The OAuth 1.0 API requires that each request is uniquely signed with the application secret. This restriction was removed in OAuth 2.0, so only applied to OAuth1 endpoints.

To sign a request to [API_PATH], use the [ACCESS_TOKEN] returned in OAuth 1.0 above and send to the auth-server.

?access_token=[ACCESS_TOKEN]
&path=[API_PATH]

The oauth shim signs and redirects the requests to the [API_PATH] e.g.

[API_PATH]?oauth_token=asdf&oauth_consumer_key=asdf&...&oauth_signature=1234

If the initial request was other than a GET request, it will be proxied through the oauthshim by default. CORS headers would be added to the response from the end server.

If the end server supports CORS and a lot of data is expected to be either sent or returned. The burded on the oauthshim can be lessened by merely returning the signed request url and handling the action elsewhere.
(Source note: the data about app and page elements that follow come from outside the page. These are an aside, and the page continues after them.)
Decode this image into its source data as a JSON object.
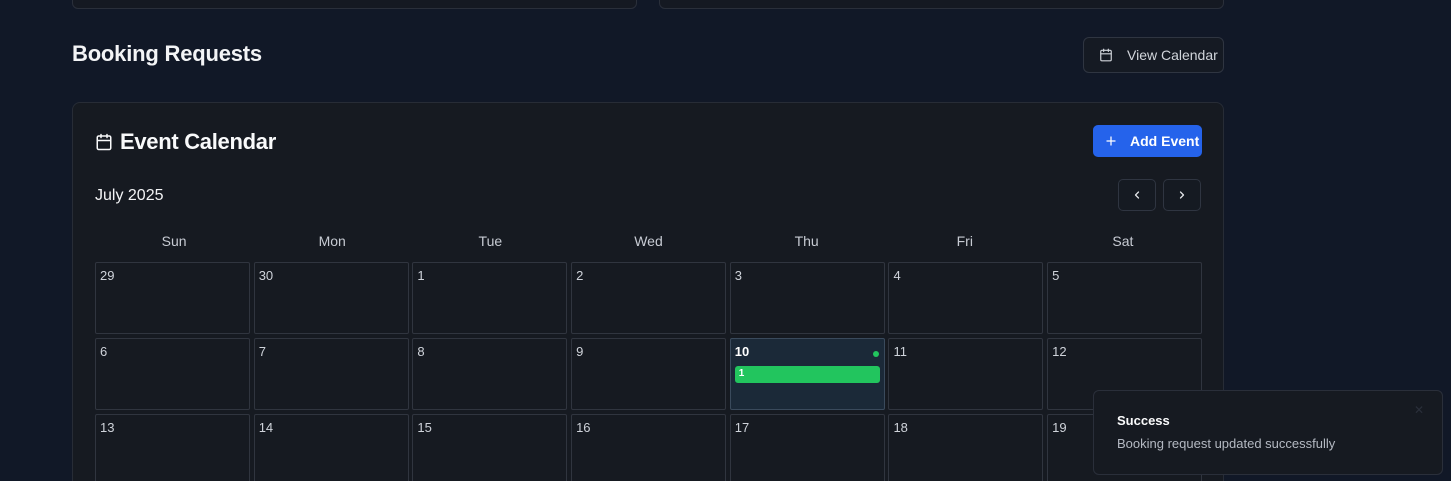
{
  "section": {
    "title": "Booking Requests",
    "view_calendar_label": "View Calendar"
  },
  "calendar": {
    "title": "Event Calendar",
    "add_event_label": "Add Event",
    "month_label": "July 2025",
    "days_of_week": [
      "Sun",
      "Mon",
      "Tue",
      "Wed",
      "Thu",
      "Fri",
      "Sat"
    ],
    "weeks": [
      [
        "29",
        "30",
        "1",
        "2",
        "3",
        "4",
        "5"
      ],
      [
        "6",
        "7",
        "8",
        "9",
        "10",
        "11",
        "12"
      ],
      [
        "13",
        "14",
        "15",
        "16",
        "17",
        "18",
        "19"
      ]
    ],
    "today": "10",
    "events": [
      {
        "day": "10",
        "label": "1",
        "color": "#22c55e"
      }
    ]
  },
  "toast": {
    "title": "Success",
    "description": "Booking request updated successfully",
    "close_icon": "close-icon"
  },
  "colors": {
    "background": "#111827",
    "accent": "#2563eb",
    "success": "#22c55e"
  }
}
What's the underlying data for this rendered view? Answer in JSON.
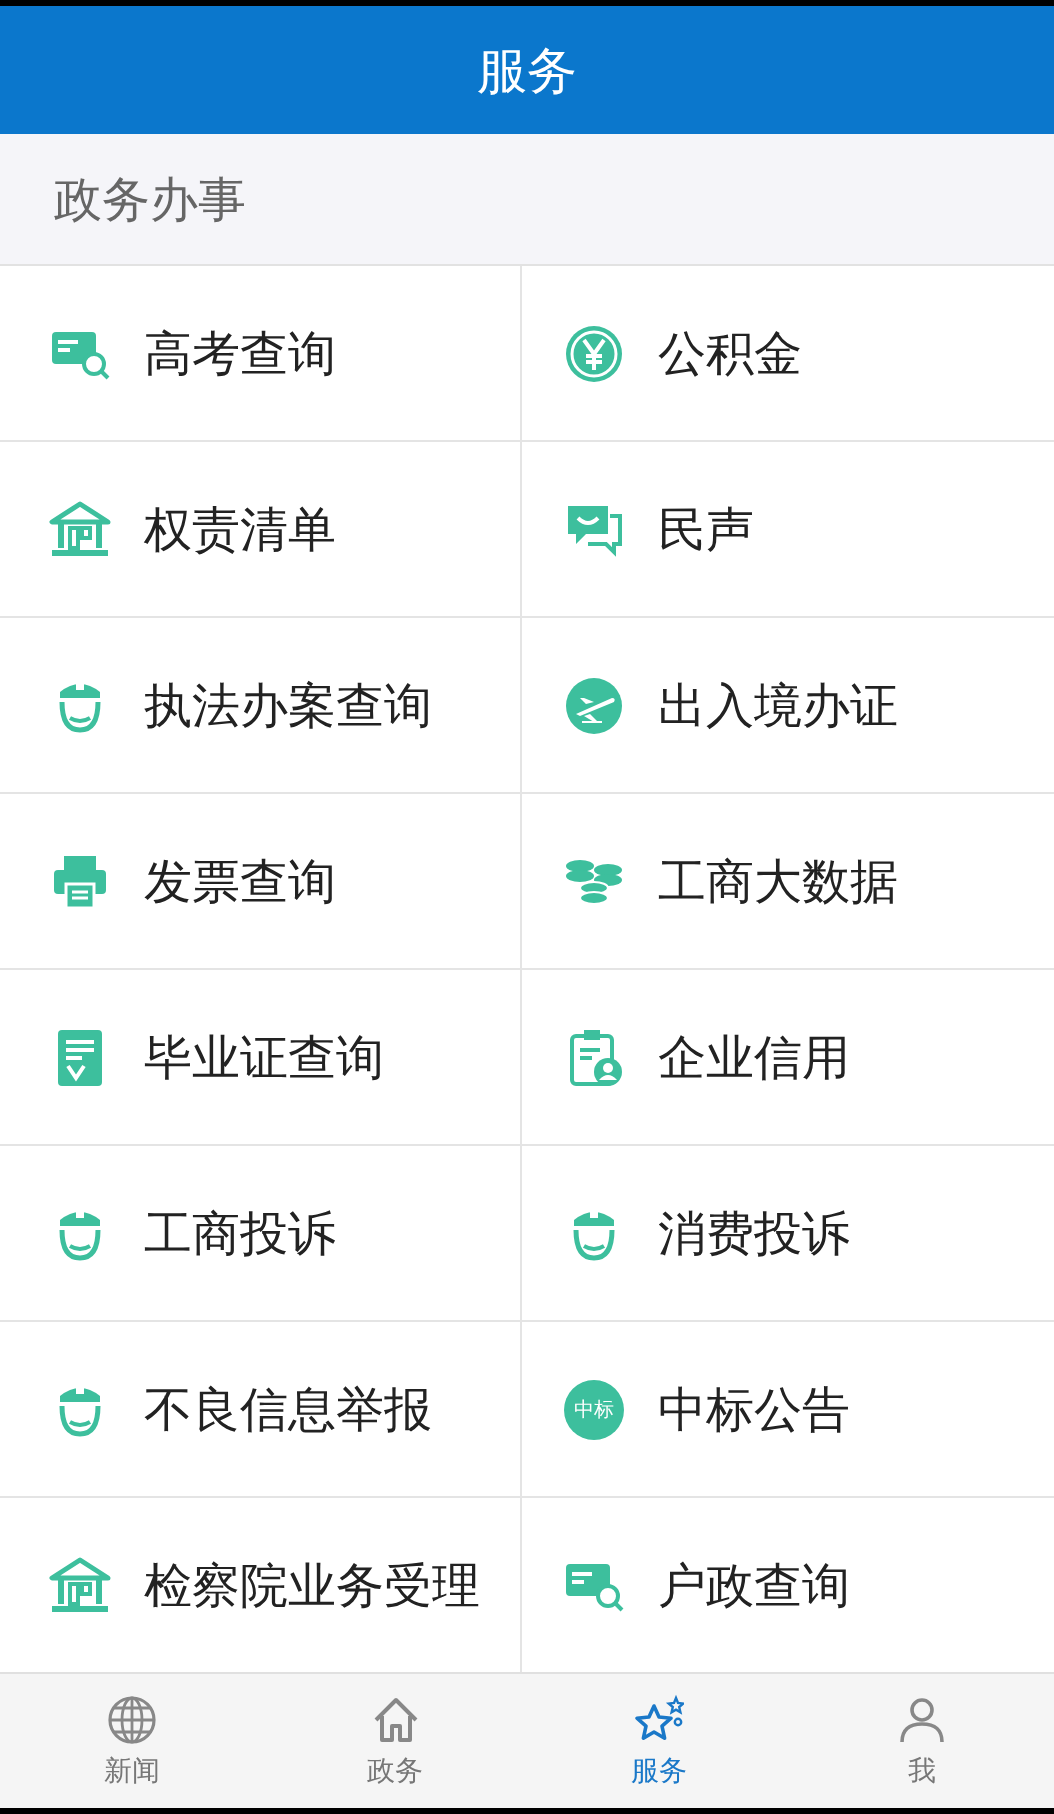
{
  "header": {
    "title": "服务"
  },
  "section": {
    "title": "政务办事"
  },
  "services": [
    {
      "label": "高考查询",
      "kind": "card-search"
    },
    {
      "label": "公积金",
      "kind": "yuan"
    },
    {
      "label": "权责清单",
      "kind": "bank"
    },
    {
      "label": "民声",
      "kind": "chat"
    },
    {
      "label": "执法办案查询",
      "kind": "officer"
    },
    {
      "label": "出入境办证",
      "kind": "plane"
    },
    {
      "label": "发票查询",
      "kind": "printer"
    },
    {
      "label": "工商大数据",
      "kind": "coins"
    },
    {
      "label": "毕业证查询",
      "kind": "document"
    },
    {
      "label": "企业信用",
      "kind": "clipboard"
    },
    {
      "label": "工商投诉",
      "kind": "officer"
    },
    {
      "label": "消费投诉",
      "kind": "officer"
    },
    {
      "label": "不良信息举报",
      "kind": "officer"
    },
    {
      "label": "中标公告",
      "kind": "text-badge",
      "icon_text": "中标"
    },
    {
      "label": "检察院业务受理",
      "kind": "bank"
    },
    {
      "label": "户政查询",
      "kind": "card-search"
    }
  ],
  "tabs": [
    {
      "label": "新闻",
      "kind": "globe",
      "selected": false
    },
    {
      "label": "政务",
      "kind": "house",
      "selected": false
    },
    {
      "label": "服务",
      "kind": "stars",
      "selected": true
    },
    {
      "label": "我",
      "kind": "person",
      "selected": false
    }
  ]
}
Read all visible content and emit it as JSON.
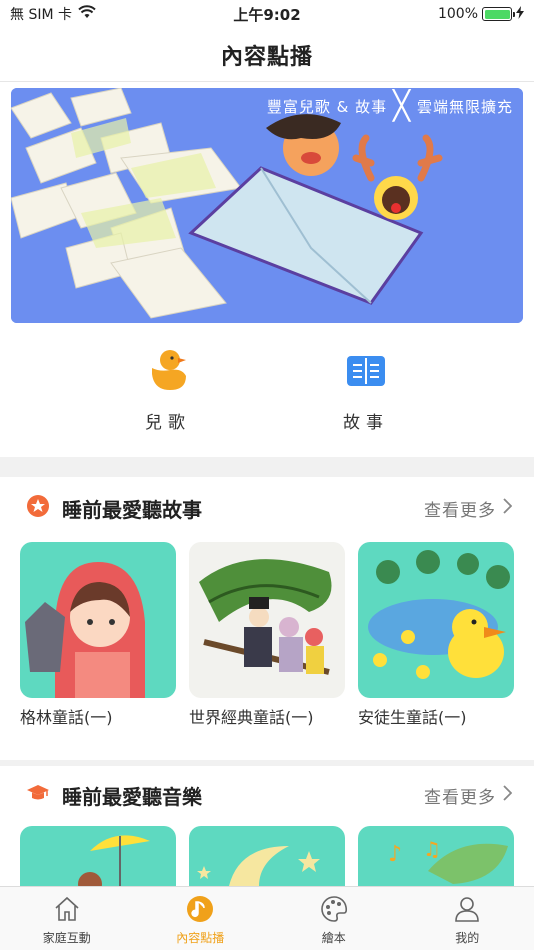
{
  "status_bar": {
    "carrier": "無 SIM 卡",
    "time": "上午9:02",
    "battery": "100%",
    "battery_level": 1.0
  },
  "nav": {
    "title": "內容點播"
  },
  "banner": {
    "caption_left": "豐富兒歌 & 故事",
    "caption_right": "雲端無限擴充"
  },
  "categories": [
    {
      "label": "兒歌",
      "icon": "duck-icon"
    },
    {
      "label": "故事",
      "icon": "book-icon"
    }
  ],
  "sections": [
    {
      "title": "睡前最愛聽故事",
      "icon": "star-badge-icon",
      "more": "查看更多",
      "items": [
        {
          "label": "格林童話(一)"
        },
        {
          "label": "世界經典童話(一)"
        },
        {
          "label": "安徒生童話(一)"
        }
      ]
    },
    {
      "title": "睡前最愛聽音樂",
      "icon": "graduation-cap-icon",
      "more": "查看更多",
      "items": []
    }
  ],
  "tabs": [
    {
      "label": "家庭互動",
      "icon": "home-icon",
      "active": false
    },
    {
      "label": "內容點播",
      "icon": "music-note-icon",
      "active": true
    },
    {
      "label": "繪本",
      "icon": "palette-icon",
      "active": false
    },
    {
      "label": "我的",
      "icon": "user-icon",
      "active": false
    }
  ],
  "colors": {
    "accent": "#f0a11a",
    "banner_bg": "#6c8ef0",
    "card_bg": "#5ed9c0"
  }
}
?access_token=[ACCESS_TOKEN]
&path=[API_PATH]
&then=return

Conversely forcing the request to proxy through the oauthshim is achieved by applying the flag then=proxy. CORS headers are added to the response. This naturally is the slow route for data and is best avoided.

?access_token=[ACCESS_TOKEN]
&path=[API_PATH]
&then=proxy

Add a JSONP callback function and override the method. E.g.

?access_token=[ACCESS_TOKEN]
&path=[API_PATH]
&then=return
&method=post
&callback=myJSONP
# Install the test dependencies.
npm install -l
 
# Run tests
npm test